How long did an Earth day last 1 billion years ago?
In timely news, scientists have determined that some 1.4 billion years ago, an Earth day—that is, a full rotation around its axis—took 18 hours and 41 minutes, rather than the familiar 24 hours, The Guardian reports.
It's not just you – the days really are getting longer. More than a billion years ago, the moon used to be about 40,000 kilometres closer, which made Earth spin faster. Back then, the days were less than 19 hours long.
Assuming this quantity is conserved, the length of a day in a billion years will be between 25.5 hours (1 cm/year recession rate) and 31.7 hours (4 cm/year recession rate). A recession rate of 2 cm/year will result in a day of 27.3 hours.
The first human ancestors arose 4 million years ago, when the day was already very close to 24 hours long.
They found that years during that time were 372 days long and days were 23 and a half hours long rather than 24 hours long. It was previously known that days were shorter in the past, but this is the most accurate count found for the late Cretaceous period, according to the statement.
Days were a half-hour shorter when dinosaurs roamed the Earth 70 million years ago. A day lasted only about 23-and-a-half hours. The Earth turned faster than it does today.
Maybe if you were incredibly perceptive you might have noticed that. But you definitely would've noticed the change in day length between now and 400 millions years ago. 400 million years ago, days were 21 and 1/2 hours long.
1. When the dinosaurs were alive, there were 370 days in a year and the day was just 23 hours long. This phenomenon occurred since the earth is slowing down, as a result the days are getting longer, by about 1.7 milliseconds per century.
For Jurassic-era stegosauruses 200 million years ago, the day was perhaps 23 hours long and each year had about 385 days.
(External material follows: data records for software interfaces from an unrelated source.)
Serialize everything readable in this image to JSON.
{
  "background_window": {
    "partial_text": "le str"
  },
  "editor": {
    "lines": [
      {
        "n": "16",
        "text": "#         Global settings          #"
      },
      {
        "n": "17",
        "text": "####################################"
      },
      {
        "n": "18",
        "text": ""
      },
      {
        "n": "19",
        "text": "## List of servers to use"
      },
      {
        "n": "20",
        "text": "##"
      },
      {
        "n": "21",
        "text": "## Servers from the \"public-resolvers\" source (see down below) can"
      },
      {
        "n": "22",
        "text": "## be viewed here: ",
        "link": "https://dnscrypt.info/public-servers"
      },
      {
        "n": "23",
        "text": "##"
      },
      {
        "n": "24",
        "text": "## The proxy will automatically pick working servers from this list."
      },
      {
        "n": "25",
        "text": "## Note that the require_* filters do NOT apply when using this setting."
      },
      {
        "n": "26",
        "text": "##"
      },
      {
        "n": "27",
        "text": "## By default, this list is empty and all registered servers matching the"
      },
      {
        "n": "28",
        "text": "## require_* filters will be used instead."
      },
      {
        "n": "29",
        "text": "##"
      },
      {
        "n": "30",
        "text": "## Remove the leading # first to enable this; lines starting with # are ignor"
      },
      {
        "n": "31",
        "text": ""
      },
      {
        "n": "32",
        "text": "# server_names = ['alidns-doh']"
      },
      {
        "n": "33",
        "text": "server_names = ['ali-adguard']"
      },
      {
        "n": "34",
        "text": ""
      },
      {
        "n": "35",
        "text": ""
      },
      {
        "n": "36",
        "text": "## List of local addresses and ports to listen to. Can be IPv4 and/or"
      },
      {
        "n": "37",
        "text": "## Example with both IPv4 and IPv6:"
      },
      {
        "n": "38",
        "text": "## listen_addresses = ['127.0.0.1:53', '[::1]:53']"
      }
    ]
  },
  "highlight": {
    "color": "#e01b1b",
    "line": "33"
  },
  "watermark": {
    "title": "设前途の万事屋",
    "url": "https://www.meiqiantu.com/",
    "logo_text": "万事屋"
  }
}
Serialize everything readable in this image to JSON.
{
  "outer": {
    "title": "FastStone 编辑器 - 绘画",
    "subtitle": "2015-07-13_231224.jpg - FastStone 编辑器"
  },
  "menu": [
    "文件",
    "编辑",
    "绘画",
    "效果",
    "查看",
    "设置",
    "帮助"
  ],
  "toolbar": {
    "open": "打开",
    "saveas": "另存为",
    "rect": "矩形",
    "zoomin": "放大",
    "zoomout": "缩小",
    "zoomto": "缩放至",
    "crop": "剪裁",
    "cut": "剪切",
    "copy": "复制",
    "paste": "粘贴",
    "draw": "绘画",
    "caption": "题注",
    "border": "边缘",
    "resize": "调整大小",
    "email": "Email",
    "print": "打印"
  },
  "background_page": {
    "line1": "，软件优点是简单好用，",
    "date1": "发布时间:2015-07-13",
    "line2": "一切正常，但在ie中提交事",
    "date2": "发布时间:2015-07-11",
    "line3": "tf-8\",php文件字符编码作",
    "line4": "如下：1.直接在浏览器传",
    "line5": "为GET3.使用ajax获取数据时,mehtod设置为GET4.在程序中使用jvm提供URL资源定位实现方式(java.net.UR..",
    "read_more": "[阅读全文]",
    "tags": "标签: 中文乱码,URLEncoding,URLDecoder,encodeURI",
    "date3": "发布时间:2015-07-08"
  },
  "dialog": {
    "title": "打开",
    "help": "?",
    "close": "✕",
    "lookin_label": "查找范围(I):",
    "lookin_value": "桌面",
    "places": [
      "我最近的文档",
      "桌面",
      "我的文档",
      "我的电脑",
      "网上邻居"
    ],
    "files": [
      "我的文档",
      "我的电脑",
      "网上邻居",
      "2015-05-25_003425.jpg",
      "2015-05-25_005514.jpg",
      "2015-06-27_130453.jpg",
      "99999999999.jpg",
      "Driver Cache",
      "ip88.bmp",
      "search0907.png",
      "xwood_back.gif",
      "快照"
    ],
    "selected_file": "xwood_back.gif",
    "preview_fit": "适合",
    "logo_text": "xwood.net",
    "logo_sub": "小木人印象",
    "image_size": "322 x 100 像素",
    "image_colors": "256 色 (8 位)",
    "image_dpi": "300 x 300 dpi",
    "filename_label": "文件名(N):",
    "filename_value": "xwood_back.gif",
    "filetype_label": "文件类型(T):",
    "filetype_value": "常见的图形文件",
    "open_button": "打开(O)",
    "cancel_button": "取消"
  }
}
In about one billion years, the solar luminosity will be 10% higher, causing the atmosphere to become a "moist greenhouse", resulting in a runaway evaporation of the oceans. As a likely consequence, plate tectonics and the entire carbon cycle will end.
What was Earth like a billion years ago?
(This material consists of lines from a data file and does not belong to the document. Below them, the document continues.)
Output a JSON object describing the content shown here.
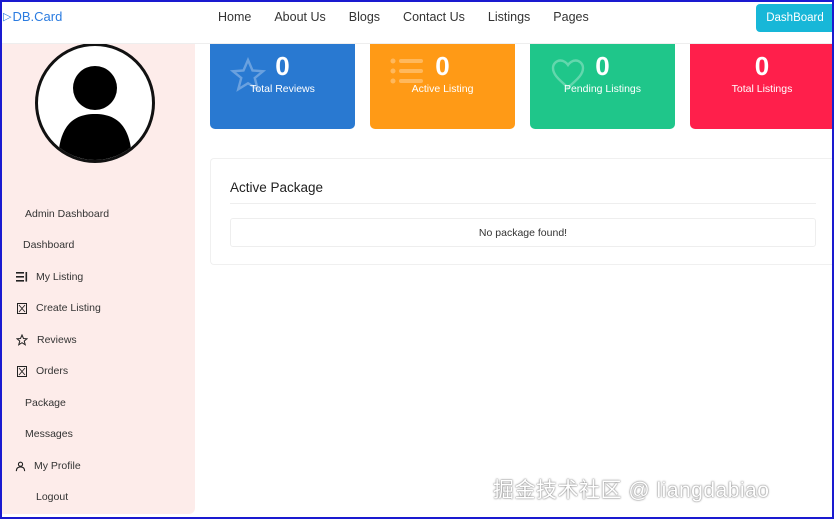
{
  "brand": {
    "name": "DB.Card"
  },
  "nav": {
    "links": [
      "Home",
      "About Us",
      "Blogs",
      "Contact Us",
      "Listings",
      "Pages"
    ],
    "dashboard_button": "DashBoard"
  },
  "sidebar": {
    "items": [
      {
        "label": "Admin Dashboard",
        "icon": ""
      },
      {
        "label": "Dashboard",
        "icon": ""
      },
      {
        "label": "My Listing",
        "icon": "list-icon"
      },
      {
        "label": "Create Listing",
        "icon": "hourglass-icon"
      },
      {
        "label": "Reviews",
        "icon": "star-icon"
      },
      {
        "label": "Orders",
        "icon": "hourglass-icon"
      },
      {
        "label": "Package",
        "icon": ""
      },
      {
        "label": "Messages",
        "icon": ""
      },
      {
        "label": "My Profile",
        "icon": "user-icon"
      },
      {
        "label": "Logout",
        "icon": ""
      }
    ]
  },
  "stats": [
    {
      "value": "0",
      "label": "Total Reviews",
      "color": "#2979d1",
      "icon": "star-icon"
    },
    {
      "value": "0",
      "label": "Active Listing",
      "color": "#ff9a16",
      "icon": "list-icon"
    },
    {
      "value": "0",
      "label": "Pending Listings",
      "color": "#1fc68a",
      "icon": "heart-icon"
    },
    {
      "value": "0",
      "label": "Total Listings",
      "color": "#ff1f4b",
      "icon": ""
    }
  ],
  "package": {
    "title": "Active Package",
    "empty_text": "No package found!"
  },
  "credit": "掘金技术社区 @ liangdabiao"
}
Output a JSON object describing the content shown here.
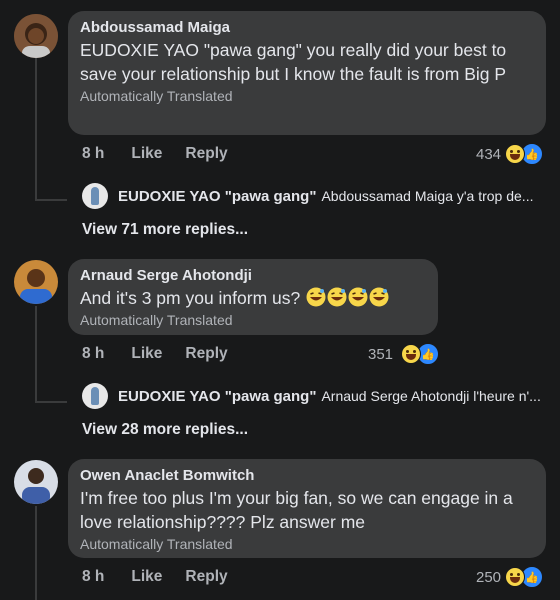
{
  "comments": [
    {
      "author": "Abdoussamad Maiga",
      "text": "EUDOXIE YAO \"pawa gang\" you really did your best to save your relationship but I know the fault is from Big P",
      "translated": "Automatically Translated",
      "time": "8 h",
      "like": "Like",
      "reply": "Reply",
      "reactions": "434",
      "reply_author": "EUDOXIE YAO \"pawa gang\"",
      "reply_text": "Abdoussamad Maiga y'a trop de...",
      "view_more": "View 71 more replies..."
    },
    {
      "author": "Arnaud Serge Ahotondji",
      "text": "And it's 3 pm you inform us?",
      "translated": "Automatically Translated",
      "time": "8 h",
      "like": "Like",
      "reply": "Reply",
      "reactions": "351",
      "reply_author": "EUDOXIE YAO \"pawa gang\"",
      "reply_text": "Arnaud Serge Ahotondji l'heure n'...",
      "view_more": "View 28 more replies..."
    },
    {
      "author": "Owen Anaclet Bomwitch",
      "text": "I'm free too plus I'm your big fan, so we can engage in a love relationship???? Plz answer me",
      "translated": "Automatically Translated",
      "time": "8 h",
      "like": "Like",
      "reply": "Reply",
      "reactions": "250"
    }
  ],
  "colors": {
    "background": "#18191a",
    "bubble": "#3a3b3c",
    "primary_text": "#e4e6eb",
    "secondary_text": "#b0b3b8",
    "like_blue": "#2d88ff",
    "haha_yellow": "#f7d64a"
  },
  "icons": [
    "avatar",
    "haha-reaction-icon",
    "like-reaction-icon",
    "sweat-smile-emoji"
  ]
}
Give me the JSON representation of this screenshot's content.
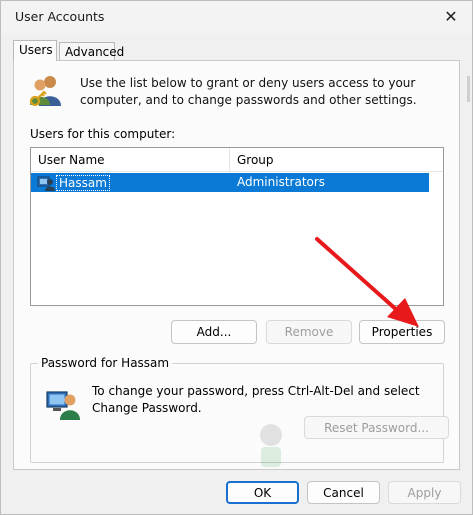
{
  "window": {
    "title": "User Accounts",
    "close_glyph": "✕"
  },
  "tabs": [
    {
      "label": "Users",
      "active": true
    },
    {
      "label": "Advanced",
      "active": false
    }
  ],
  "intro": {
    "icon": "users-keys-icon",
    "text": "Use the list below to grant or deny users access to your computer, and to change passwords and other settings."
  },
  "users_list": {
    "label": "Users for this computer:",
    "columns": [
      "User Name",
      "Group"
    ],
    "rows": [
      {
        "name": "Hassam",
        "group": "Administrators",
        "selected": true
      }
    ]
  },
  "buttons": {
    "add": "Add...",
    "remove": "Remove",
    "properties": "Properties"
  },
  "password_group": {
    "title": "Password for Hassam",
    "text": "To change your password, press Ctrl-Alt-Del and select Change Password.",
    "reset_button": "Reset Password..."
  },
  "footer": {
    "ok": "OK",
    "cancel": "Cancel",
    "apply": "Apply"
  },
  "colors": {
    "selection": "#0a7ad6",
    "arrow": "#e8191b",
    "accent": "#1a6fd0"
  }
}
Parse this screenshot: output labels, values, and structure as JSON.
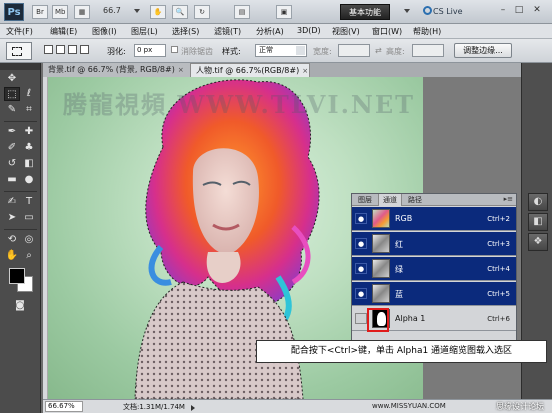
{
  "titlebar": {
    "app_logo": "Ps",
    "br": "Br",
    "mb": "Mb",
    "zoom": "66.7",
    "workspace": "基本功能",
    "cslive": "CS Live"
  },
  "menu": [
    "文件(F)",
    "编辑(E)",
    "图像(I)",
    "图层(L)",
    "选择(S)",
    "滤镜(T)",
    "分析(A)",
    "3D(D)",
    "视图(V)",
    "窗口(W)",
    "帮助(H)"
  ],
  "options": {
    "feather_label": "羽化:",
    "feather_value": "0 px",
    "antialias_label": "消除锯齿",
    "style_label": "样式:",
    "style_value": "正常",
    "width_label": "宽度:",
    "height_label": "高度:",
    "refine_edge": "调整边缘..."
  },
  "documents": {
    "back_tab": "背景.tif @ 66.7% (背景, RGB/8#)",
    "back_close": "×",
    "front_tab": "人物.tif @ 66.7%(RGB/8#)",
    "front_close": "×",
    "watermark": "腾龍視頻 WWW.TLVI.NET"
  },
  "channels_panel": {
    "tabs": [
      "图层",
      "通道",
      "路径"
    ],
    "menu_icon": "▸≡",
    "rows": [
      {
        "name": "RGB",
        "shortcut": "Ctrl+2",
        "selected": true,
        "eye": "●"
      },
      {
        "name": "红",
        "shortcut": "Ctrl+3",
        "selected": true,
        "eye": "●"
      },
      {
        "name": "绿",
        "shortcut": "Ctrl+4",
        "selected": true,
        "eye": "●"
      },
      {
        "name": "蓝",
        "shortcut": "Ctrl+5",
        "selected": true,
        "eye": "●"
      },
      {
        "name": "Alpha 1",
        "shortcut": "Ctrl+6",
        "selected": false,
        "eye": ""
      }
    ]
  },
  "caption": "配合按下<Ctrl>键，单击 Alpha1 通道缩览图载入选区",
  "statusbar": {
    "zoom": "66.67%",
    "doc_size": "文档:1.31M/1.74M",
    "credit": "思缘设计论坛",
    "credit_url": "www.MISSYUAN.COM"
  }
}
Earth's Tectonic History.
Earth will not be able to support and sustain life forever. Our oxygen-rich atmosphere may only last another billion years, according to a new study in Nature Geoscience. As our Sun ages, it is becoming more luminous, meaning that in the future Earth will receive more solar energy.
Earth may have been a 'waterworld' without continents 3 billion years ago, study suggests. Around 3 billion years ago, Earth may have been covered in water – a proverbial "waterworld" – without any continents separating the oceans.